On another daylight mission north of 40 degrees latitude we were hit by flak and the radio operator was wounded. His crew position (aft of the bomb bay) could not be reached in-flight. However, his injuries were not life threatening.

Nighttime missions were also conducted to obtain weather conditions for pre-strike, early daylight missions by fighters and bombers. One such mission took us overland up the East coast of North Korea close to Valdivostok, USSR where we were close enough to see the rotating beacon of that city's airfield.

On other nighttime missions we had a ringside perch to observe the ground fighting at Seoul as the allies fought to regain that city. On several occasions we witnessed the effort of hardnose B-26s attacking road and railroad targets down below.

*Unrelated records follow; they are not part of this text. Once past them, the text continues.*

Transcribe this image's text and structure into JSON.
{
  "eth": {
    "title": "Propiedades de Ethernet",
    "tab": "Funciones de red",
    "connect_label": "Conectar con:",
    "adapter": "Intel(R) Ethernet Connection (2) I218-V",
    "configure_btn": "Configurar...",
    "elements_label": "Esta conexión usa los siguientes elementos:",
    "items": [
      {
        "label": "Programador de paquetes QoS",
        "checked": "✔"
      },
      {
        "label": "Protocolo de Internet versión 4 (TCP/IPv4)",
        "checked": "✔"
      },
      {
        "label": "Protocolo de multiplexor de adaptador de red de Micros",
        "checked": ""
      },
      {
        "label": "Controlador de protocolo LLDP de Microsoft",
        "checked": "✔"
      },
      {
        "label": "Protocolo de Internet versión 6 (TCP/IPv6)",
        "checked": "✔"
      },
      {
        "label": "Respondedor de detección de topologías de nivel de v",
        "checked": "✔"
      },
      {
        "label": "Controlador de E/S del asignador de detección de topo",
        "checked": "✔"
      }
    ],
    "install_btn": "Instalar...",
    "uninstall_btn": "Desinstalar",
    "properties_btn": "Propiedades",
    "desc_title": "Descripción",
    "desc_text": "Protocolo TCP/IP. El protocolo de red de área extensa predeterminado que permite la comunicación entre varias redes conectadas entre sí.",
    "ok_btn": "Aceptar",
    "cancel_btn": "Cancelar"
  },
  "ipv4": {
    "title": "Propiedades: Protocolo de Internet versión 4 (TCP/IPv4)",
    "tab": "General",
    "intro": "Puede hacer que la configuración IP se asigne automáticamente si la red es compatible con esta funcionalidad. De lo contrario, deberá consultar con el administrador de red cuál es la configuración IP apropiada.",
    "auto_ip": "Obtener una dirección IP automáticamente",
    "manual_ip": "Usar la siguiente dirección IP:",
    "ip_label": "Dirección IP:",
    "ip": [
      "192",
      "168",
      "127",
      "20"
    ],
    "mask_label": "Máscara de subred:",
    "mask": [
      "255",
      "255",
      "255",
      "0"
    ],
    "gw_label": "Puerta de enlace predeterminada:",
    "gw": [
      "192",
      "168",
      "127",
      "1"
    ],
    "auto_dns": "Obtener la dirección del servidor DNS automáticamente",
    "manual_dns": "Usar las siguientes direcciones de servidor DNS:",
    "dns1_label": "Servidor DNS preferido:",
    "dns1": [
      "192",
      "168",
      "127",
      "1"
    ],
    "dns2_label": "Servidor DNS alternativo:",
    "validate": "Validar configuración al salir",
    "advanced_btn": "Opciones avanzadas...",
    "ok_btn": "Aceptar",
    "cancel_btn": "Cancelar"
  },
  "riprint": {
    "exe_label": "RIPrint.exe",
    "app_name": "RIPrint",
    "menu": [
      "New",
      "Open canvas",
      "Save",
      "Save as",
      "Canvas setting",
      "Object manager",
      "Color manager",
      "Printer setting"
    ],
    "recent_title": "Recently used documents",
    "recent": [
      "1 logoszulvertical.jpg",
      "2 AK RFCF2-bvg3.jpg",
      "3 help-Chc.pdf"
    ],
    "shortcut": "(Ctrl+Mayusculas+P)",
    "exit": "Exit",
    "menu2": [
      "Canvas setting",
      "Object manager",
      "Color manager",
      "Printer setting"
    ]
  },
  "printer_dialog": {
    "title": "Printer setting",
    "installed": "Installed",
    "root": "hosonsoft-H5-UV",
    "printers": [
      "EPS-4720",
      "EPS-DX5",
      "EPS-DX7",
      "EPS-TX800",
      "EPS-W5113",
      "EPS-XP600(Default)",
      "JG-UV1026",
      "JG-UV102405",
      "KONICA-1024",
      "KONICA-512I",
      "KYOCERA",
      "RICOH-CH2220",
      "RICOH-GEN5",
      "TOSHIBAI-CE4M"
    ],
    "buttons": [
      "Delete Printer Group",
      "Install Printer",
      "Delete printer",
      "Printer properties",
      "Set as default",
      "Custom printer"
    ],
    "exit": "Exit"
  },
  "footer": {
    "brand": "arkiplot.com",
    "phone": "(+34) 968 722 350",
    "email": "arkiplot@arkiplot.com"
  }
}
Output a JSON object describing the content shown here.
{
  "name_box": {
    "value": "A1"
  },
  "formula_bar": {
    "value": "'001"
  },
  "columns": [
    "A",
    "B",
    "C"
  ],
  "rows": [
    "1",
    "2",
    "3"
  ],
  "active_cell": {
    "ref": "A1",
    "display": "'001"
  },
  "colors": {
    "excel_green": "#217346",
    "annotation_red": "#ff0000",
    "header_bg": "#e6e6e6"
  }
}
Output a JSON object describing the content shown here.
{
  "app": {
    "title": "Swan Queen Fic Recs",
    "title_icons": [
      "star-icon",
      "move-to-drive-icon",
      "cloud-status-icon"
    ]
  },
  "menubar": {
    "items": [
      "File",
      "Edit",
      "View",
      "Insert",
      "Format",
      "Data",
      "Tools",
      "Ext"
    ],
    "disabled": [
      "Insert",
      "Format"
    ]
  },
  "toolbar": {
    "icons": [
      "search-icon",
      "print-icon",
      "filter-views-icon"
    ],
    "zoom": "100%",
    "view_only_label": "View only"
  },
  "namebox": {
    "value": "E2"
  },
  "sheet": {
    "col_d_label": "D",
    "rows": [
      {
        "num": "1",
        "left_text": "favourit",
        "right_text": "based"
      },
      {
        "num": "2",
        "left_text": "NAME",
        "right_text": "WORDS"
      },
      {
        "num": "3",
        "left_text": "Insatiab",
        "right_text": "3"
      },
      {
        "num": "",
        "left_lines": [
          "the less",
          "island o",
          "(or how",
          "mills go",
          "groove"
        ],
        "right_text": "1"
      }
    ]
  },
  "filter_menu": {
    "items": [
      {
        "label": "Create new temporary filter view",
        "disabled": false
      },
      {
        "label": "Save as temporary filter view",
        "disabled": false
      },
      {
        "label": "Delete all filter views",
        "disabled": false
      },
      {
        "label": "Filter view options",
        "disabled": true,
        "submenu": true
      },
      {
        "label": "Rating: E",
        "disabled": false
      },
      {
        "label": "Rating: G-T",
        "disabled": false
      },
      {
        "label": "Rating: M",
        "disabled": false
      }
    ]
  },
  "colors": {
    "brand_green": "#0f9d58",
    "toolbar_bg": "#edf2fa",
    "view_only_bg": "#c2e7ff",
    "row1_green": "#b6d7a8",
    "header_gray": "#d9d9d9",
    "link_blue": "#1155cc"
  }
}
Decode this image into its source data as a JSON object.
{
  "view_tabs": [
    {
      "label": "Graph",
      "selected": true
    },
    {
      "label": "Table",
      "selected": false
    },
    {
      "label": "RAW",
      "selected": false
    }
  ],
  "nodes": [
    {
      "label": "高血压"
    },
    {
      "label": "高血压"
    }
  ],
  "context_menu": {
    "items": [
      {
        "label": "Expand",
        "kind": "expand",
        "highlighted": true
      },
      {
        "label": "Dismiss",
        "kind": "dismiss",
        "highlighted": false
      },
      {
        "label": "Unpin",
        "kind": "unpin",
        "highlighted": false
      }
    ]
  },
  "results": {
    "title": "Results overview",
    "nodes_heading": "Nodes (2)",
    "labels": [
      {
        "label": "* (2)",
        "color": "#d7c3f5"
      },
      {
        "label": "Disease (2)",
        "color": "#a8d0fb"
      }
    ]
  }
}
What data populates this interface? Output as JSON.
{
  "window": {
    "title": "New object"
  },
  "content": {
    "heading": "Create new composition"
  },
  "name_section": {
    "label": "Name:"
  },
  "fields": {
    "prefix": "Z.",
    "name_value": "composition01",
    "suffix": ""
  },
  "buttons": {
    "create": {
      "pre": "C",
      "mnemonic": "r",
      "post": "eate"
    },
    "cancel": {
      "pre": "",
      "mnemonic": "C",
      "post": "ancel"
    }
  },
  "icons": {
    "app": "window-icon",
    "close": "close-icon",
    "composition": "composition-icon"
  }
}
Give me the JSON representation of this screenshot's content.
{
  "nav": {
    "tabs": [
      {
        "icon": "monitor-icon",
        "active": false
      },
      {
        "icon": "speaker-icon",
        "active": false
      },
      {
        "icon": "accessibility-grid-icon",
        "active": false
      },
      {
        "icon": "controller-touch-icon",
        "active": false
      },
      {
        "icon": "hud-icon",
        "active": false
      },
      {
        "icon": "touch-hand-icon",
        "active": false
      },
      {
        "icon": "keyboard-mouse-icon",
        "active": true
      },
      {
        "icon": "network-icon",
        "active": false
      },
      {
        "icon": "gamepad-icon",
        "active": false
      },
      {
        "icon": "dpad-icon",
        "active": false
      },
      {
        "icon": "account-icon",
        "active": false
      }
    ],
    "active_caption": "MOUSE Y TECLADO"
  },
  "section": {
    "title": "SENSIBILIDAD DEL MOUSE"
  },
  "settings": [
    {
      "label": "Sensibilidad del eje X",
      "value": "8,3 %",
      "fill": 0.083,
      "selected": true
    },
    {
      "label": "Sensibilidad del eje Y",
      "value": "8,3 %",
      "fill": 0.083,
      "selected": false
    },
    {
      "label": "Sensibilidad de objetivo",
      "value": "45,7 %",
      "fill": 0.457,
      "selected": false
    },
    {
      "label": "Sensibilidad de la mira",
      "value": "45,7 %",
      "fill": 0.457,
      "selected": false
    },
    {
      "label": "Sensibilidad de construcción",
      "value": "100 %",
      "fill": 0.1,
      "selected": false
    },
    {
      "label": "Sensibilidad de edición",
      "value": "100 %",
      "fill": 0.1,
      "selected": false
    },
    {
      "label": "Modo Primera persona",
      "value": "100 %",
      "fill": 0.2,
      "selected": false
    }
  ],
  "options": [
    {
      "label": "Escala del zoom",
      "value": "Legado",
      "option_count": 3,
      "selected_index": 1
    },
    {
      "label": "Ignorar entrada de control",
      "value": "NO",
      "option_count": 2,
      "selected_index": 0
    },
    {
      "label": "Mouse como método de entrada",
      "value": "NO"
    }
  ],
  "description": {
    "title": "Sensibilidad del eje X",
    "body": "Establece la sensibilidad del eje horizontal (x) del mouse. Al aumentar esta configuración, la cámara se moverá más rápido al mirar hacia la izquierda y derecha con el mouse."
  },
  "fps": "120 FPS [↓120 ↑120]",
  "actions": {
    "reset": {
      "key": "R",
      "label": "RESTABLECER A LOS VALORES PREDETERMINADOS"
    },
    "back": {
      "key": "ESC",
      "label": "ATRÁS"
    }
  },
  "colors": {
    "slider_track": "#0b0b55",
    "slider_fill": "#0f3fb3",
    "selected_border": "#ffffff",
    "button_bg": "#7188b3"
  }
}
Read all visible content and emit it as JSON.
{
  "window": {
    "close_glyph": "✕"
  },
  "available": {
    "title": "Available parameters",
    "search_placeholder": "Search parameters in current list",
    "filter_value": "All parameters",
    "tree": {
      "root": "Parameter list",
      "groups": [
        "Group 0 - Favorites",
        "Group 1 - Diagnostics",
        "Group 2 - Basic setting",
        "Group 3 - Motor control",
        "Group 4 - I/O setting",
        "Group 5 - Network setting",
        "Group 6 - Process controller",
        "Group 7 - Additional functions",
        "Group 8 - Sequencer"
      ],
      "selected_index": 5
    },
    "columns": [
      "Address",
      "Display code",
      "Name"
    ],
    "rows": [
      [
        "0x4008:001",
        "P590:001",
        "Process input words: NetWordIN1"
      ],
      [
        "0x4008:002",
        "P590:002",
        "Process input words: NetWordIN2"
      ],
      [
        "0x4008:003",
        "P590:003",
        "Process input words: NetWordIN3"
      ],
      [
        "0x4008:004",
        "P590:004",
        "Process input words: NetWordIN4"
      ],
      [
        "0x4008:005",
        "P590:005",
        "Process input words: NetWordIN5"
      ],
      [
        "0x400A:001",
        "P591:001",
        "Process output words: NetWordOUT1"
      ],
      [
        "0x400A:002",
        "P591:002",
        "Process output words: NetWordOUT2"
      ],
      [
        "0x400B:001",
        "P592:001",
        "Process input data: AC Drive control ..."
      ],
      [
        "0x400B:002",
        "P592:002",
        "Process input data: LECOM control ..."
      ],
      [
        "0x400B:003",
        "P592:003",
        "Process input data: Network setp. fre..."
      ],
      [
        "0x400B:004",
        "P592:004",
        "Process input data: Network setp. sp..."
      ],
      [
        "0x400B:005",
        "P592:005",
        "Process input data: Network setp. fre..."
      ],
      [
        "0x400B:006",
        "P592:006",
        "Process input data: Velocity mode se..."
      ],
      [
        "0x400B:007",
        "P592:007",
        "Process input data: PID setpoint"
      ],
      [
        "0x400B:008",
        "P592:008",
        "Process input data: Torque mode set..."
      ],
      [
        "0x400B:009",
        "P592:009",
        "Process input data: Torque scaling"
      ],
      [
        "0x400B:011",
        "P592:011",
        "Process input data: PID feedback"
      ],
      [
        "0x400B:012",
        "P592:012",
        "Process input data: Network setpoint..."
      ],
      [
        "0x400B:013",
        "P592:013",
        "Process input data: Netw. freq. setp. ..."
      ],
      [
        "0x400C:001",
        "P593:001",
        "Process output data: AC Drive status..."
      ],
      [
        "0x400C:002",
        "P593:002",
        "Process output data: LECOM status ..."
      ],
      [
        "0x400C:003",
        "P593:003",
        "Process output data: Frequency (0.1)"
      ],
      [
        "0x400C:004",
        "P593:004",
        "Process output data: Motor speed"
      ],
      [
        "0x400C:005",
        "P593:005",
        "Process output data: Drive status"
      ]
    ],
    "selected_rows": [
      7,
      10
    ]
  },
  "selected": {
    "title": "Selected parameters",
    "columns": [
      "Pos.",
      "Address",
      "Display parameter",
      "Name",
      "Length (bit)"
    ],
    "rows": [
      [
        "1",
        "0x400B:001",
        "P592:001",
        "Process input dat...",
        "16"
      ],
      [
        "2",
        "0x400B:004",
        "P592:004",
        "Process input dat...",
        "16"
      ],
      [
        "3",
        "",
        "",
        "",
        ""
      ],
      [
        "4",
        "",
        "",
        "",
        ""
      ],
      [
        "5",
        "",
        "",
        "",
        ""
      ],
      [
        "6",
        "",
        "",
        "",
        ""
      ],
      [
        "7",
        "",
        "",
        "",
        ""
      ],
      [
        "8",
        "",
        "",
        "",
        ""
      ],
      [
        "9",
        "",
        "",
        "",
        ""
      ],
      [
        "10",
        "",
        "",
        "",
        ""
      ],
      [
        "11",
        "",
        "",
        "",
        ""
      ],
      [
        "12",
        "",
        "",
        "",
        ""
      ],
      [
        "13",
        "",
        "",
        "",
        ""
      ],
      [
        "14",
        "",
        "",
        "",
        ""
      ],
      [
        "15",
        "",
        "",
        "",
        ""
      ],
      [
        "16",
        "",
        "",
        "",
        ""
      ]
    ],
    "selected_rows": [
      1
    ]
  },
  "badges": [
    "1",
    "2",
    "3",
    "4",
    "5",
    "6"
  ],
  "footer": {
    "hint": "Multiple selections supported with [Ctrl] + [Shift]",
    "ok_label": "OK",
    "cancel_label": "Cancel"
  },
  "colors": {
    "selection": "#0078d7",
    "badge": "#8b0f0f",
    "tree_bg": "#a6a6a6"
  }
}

After Seoul was recaptured and 5th Air Force relocated, we also moved the reconnaissance unit from Taegu to Seoul (Kimpo airfield).

Our tactical weather reconnaissance missions complemented that of the WB-29s flown by units of the Air Weather Service. Their weather data gathering effort was more thorough than ours, whereas we covered the more hostile areas. In today's Air Force both types of weather reconnaissance are more likely to be provided by on-orbit satellites as was the case in Vietnam and Desert Storm.

I still recall that Korea had the most miserable weather - Spring, Summer, Winter, of any place I was stationed. Life in the tents at Taegu and Kimpo was no picnic. Mess kit eating environs and outhouse accommodations added to the misery of Kimpo.

My career varied widely: a B-17 pilot in WW II, shot down on 25th mission, pre-Korean War weather forecaster, tactical reconnaissance pilot (RB-26, RF-80), C-141 pilot in Vietnam conflict, wing commander, Air Weather Service commander, MAC Chief of Staff, Deputy Inspector General Hq USAF."